During a Seattle Channel forum last night, the three candidates for Seattle’s next police chief did little to distinguish themselves from one another as they answered questions from the audience about how to address increased gun violence, change the Seattle Police Department’s culture, and hire more cops, though one candidate came out sounding more like a reformer than the others. 

The job finalists include SPD Interim Chief Adrian Diaz, SPD Assistant Chief Eric Greening, and Tucson’s assistant police chief, Kevin Hall. During last night’s Q&A session, each answered the same six questions derived from more than 150 submissions from the public, according to the evening’s moderator. Most of their responses involved vague criminal justice reform jargon and synonyms for “collaboration,” but a few differences presented themselves.

SPD Vets Defend the Status Quo 

Interim Chief Adrian Diaz leaned hard into his natural appeal as the status quo candidate, not just in the policies and programs he’d support if the City made him the permanent chief but also in continuing the “us vs them” attitude towards police accountability advocates. 

Diaz did make some gestures in the direction of culture change, though. He emphasized his new Before the Badge training program, which connects new recruits with community leaders from neighborhoods that have histories of conflict with the police department. He also bragged about lobbying for gun restrictions in Olympia and restoring SPD’s unarmed Community Service Officer program to respond to non-emergency service calls.

But the language Diaz used to describe his tenure as interim chief raises questions about his commitment to repairing relations with the thousands of Seattleites who took to the streets in 2020 to peacefully protest police violence.

Throughout his interview, Diaz referred to those protests as “riots,” and he skirted responsibility for the department’s abandonment of the East Precinct. After our last chief of police was less than honest about her role in that decision, residents hoping for more acknowledgement of SPD’s failures during that time were left wanting.

One of Diaz’s assistant chiefs, Eric Greening, offered largely similar fare but without that dash of incendiary rhetoric about the 2020 protests. Greening’s pitch centered mostly on his breadth of experience in the department, noting that he’s held five of the seven assistant chief positions at SPD during his 28 years of service with the department. In his view, that variety of hands-on experience makes him ready to take on the top job.

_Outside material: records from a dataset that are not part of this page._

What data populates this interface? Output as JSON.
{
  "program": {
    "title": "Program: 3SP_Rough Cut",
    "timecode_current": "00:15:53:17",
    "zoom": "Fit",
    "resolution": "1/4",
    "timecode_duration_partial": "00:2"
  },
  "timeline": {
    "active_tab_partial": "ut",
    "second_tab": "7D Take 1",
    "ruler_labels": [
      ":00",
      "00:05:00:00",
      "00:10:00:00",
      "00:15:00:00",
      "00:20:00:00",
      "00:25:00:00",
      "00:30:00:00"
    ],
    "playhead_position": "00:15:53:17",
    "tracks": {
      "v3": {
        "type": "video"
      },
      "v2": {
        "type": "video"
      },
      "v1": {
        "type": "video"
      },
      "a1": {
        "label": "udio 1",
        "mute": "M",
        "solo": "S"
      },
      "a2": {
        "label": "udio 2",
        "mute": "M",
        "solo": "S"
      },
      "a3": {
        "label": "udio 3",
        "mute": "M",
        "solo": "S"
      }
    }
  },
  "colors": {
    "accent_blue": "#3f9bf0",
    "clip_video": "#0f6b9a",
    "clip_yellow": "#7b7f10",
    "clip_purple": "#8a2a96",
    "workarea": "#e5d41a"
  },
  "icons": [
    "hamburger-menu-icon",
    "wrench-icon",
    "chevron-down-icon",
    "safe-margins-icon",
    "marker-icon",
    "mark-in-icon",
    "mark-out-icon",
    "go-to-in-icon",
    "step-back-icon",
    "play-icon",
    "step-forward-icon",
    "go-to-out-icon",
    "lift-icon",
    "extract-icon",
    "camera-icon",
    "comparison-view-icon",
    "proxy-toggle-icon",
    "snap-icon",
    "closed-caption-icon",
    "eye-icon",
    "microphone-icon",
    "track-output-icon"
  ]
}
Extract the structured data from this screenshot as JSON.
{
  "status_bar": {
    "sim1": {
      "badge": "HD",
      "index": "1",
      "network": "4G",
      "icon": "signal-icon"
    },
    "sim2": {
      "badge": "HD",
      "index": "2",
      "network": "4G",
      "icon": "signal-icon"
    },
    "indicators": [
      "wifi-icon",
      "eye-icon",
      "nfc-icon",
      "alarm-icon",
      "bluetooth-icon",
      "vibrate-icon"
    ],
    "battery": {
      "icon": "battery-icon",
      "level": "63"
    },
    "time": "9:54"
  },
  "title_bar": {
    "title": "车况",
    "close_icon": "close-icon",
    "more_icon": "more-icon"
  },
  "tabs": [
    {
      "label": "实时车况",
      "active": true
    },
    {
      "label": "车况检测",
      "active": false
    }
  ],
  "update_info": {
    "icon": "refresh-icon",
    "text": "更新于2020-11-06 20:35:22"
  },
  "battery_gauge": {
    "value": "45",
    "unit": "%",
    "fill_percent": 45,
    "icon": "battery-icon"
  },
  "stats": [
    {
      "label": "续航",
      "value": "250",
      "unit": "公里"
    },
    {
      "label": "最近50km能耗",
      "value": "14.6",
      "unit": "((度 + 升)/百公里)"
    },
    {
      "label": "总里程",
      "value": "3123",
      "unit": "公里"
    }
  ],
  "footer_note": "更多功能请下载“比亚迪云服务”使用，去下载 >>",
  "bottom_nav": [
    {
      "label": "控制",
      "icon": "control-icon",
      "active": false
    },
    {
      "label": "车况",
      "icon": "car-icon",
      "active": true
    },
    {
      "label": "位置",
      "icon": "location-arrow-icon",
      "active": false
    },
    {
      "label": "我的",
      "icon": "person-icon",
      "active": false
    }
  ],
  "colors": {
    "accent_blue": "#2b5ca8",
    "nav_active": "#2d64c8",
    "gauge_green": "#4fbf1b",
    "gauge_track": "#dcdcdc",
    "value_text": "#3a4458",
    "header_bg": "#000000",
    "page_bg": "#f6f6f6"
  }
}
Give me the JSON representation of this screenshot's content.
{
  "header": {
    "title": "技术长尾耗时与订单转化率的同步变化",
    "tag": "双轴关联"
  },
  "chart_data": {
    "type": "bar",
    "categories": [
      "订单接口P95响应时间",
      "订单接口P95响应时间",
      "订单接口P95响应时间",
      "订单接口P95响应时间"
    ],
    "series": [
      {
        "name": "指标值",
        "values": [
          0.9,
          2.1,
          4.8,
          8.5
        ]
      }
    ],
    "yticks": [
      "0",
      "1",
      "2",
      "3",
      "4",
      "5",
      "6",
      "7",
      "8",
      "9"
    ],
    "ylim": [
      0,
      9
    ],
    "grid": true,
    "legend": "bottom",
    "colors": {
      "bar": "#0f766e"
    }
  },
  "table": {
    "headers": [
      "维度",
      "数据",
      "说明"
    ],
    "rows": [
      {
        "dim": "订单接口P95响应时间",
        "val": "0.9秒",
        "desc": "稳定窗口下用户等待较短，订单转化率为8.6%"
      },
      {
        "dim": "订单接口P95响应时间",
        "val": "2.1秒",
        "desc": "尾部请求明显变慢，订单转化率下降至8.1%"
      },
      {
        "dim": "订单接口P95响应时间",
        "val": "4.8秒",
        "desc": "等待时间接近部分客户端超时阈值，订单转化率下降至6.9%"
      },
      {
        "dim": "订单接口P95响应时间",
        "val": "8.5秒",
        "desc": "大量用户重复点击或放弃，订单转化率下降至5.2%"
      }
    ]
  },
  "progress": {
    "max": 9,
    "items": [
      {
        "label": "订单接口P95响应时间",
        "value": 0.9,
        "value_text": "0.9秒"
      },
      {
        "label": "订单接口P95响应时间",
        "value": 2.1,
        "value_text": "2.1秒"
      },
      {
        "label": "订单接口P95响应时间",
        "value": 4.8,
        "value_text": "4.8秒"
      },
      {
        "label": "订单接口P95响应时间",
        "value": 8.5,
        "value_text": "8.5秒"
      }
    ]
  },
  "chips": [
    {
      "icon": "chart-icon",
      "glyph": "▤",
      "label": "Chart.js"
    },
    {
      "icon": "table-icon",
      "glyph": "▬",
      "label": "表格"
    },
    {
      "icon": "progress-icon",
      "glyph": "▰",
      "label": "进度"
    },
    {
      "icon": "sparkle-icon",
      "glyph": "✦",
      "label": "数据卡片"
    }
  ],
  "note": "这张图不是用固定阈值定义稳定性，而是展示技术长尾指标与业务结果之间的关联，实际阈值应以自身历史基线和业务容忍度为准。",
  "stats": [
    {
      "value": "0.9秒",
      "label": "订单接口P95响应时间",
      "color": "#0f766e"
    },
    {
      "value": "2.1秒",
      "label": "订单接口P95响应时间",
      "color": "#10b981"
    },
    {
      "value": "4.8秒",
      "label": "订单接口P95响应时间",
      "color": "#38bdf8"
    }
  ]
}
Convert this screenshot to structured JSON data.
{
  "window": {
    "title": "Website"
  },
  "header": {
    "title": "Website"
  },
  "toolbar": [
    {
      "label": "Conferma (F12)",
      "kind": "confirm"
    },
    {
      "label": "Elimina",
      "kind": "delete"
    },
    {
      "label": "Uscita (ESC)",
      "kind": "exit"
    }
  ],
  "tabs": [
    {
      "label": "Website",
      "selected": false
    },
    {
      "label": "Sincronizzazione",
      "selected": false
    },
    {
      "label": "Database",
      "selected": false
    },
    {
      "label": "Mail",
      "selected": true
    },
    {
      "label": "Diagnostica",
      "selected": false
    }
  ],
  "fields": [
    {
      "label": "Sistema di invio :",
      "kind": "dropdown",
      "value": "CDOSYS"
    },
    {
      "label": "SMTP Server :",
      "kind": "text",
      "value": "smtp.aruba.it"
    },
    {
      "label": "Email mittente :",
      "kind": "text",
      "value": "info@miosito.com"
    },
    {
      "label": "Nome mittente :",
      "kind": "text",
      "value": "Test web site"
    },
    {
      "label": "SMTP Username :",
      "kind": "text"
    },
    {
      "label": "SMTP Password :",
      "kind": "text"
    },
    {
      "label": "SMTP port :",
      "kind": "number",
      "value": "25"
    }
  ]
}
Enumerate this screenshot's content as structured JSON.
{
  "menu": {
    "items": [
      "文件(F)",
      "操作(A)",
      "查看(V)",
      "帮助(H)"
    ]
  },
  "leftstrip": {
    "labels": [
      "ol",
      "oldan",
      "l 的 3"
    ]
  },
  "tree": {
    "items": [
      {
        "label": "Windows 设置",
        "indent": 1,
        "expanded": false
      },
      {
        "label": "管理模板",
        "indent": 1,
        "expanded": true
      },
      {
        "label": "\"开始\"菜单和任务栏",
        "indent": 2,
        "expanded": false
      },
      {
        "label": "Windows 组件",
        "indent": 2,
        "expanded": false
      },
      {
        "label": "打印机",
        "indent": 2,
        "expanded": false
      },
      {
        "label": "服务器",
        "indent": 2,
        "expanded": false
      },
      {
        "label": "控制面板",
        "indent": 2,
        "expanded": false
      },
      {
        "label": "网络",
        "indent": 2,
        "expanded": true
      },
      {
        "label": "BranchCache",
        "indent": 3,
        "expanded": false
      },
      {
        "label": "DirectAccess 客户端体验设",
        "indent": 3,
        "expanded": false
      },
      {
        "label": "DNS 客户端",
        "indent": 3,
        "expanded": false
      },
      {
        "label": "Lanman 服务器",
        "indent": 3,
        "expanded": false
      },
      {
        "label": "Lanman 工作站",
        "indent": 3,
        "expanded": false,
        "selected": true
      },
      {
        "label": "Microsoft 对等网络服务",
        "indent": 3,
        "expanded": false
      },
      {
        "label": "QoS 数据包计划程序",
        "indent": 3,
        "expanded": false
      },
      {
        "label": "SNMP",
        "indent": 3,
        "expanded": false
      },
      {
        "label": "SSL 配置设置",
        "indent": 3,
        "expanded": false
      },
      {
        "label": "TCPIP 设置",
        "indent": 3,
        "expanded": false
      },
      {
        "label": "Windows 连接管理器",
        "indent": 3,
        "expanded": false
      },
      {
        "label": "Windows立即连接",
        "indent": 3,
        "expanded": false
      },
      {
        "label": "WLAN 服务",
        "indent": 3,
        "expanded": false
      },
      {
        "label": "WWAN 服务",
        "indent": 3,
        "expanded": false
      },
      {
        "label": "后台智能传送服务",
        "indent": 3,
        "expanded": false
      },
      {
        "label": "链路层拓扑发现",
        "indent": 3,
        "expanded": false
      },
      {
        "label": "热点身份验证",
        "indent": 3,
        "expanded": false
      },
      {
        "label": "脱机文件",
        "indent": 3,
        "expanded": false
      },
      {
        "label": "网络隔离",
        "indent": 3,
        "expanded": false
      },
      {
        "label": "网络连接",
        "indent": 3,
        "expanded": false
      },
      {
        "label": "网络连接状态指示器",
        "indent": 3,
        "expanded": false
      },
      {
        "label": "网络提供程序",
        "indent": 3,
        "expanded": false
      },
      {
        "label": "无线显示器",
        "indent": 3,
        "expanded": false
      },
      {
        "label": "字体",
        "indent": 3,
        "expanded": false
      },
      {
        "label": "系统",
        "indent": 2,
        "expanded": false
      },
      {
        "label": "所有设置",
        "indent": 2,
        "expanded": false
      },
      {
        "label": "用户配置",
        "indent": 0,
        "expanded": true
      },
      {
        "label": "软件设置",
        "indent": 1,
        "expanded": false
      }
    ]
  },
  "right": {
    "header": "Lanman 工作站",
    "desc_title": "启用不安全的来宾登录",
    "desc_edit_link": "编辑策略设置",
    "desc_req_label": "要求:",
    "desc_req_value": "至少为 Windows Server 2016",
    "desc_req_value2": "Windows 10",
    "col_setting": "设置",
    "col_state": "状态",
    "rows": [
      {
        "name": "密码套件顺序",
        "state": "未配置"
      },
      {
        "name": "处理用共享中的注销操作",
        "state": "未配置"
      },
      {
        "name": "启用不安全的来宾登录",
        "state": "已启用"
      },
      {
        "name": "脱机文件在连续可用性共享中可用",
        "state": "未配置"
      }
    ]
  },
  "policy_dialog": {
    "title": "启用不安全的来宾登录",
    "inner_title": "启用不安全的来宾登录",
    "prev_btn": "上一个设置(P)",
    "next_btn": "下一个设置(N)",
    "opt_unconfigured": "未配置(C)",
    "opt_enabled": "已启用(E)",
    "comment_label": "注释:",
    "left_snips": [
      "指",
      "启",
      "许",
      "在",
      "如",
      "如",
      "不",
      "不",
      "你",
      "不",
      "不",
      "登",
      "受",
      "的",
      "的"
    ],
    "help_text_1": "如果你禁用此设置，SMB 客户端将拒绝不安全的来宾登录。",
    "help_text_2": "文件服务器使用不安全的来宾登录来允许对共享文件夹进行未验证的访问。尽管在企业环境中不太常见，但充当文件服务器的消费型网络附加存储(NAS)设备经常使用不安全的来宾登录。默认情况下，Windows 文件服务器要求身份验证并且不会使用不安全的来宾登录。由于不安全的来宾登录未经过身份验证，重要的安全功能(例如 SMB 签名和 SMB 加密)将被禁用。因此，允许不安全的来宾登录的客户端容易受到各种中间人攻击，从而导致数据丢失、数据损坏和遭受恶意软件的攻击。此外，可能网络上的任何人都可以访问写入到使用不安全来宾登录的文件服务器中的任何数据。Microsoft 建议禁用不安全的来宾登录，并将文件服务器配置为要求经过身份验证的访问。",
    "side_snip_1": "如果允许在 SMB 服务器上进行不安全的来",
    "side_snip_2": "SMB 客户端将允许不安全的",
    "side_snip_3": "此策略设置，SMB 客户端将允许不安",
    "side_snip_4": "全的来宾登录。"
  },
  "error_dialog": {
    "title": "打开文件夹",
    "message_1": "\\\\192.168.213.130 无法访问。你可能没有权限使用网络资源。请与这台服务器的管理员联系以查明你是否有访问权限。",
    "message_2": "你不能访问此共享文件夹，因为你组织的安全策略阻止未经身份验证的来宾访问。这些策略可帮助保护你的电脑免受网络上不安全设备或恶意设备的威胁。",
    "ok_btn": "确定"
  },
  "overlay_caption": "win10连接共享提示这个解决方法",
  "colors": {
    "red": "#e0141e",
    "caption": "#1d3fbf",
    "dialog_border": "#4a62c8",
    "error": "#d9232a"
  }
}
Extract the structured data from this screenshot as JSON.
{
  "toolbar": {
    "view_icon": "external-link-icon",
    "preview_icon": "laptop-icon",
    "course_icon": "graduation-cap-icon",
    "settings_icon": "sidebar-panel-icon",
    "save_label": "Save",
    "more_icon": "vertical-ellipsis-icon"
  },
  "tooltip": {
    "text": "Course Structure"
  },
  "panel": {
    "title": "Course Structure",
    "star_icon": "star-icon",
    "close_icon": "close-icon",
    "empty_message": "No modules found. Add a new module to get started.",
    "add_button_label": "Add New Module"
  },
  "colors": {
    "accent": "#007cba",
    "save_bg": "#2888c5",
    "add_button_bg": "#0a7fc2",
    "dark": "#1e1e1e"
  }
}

In terms of policy ideas or other proposals to restore community trust in the department, Greening offered few specifics. He stressed the need for “procedural justice” within the department without offering a definition of what he meant by the term, but he believes attaining this elusive concept will improve hiring and recruitment while helping to slow the attrition of current officers. 

His most detailed answer came on the topic of creating culture change, where he focused on the need to win over middle management in the department as an essential first step for improving morale among rank-and-file officers.

What About the New Guy? 

Given the decades that Diaz and Greening have spent in SPD, selecting either would represent a choice to more or less maintain the department’s current culture. If Mayor Bruce Harrell wanted change, he’d need to turn to the third finalist, Tucson’s assistant chief of police, Kevin Hall.

Hall pitched himself as the best choice “if the community believes there needs to be change,” and pointed out that his lack of existing relationships with City leaders meant he didn’t carry any of the “baggage” of past conflicts.

In contrast to the current SPD leadership, which has repeatedly missed deadlines for developing alternative emergency response programs, Hall offered a full-throated endorsement of at least some sort of alternative 911 response, arguing that there’s no reason Seattle couldn’t implement programs proven to reduce crime and lighten workloads for officers.

Hall also promoted the work his department did to “deflect” people struggling with opioid addiction into treatment rather than jail. Though officers initially dismissed the program, he said their morale improved over time when diversion ended up being more effective than jail. 

But Hall is far from an abolitionist. He couched his talk of reform in standard talking points about the “tough road” filled with plenty of “soul-searching” by officers in response to the national protest movement in recent years.

Unlike his competition, however, he identified a specific challenge to hiring more cops: the state has one police academy with limited capacity, which creates a bottleneck in deploying new recruits. 

We’ll soon find out whether Mayor Harrell wants to truly shake things up in the police department by bringing in a reform-minded outsider, or whether he wants to opt for one of the two veterans more committed to the status quo.

In public input meetings organized by the City and a nonprofit over the last several months, Seattleites say they’re generally not thrilled with the current state of policing, so the Mayor's choice, which should be revealed in early October, will show how much that public feedback actually influenced the selection of Seattle’s next top cop.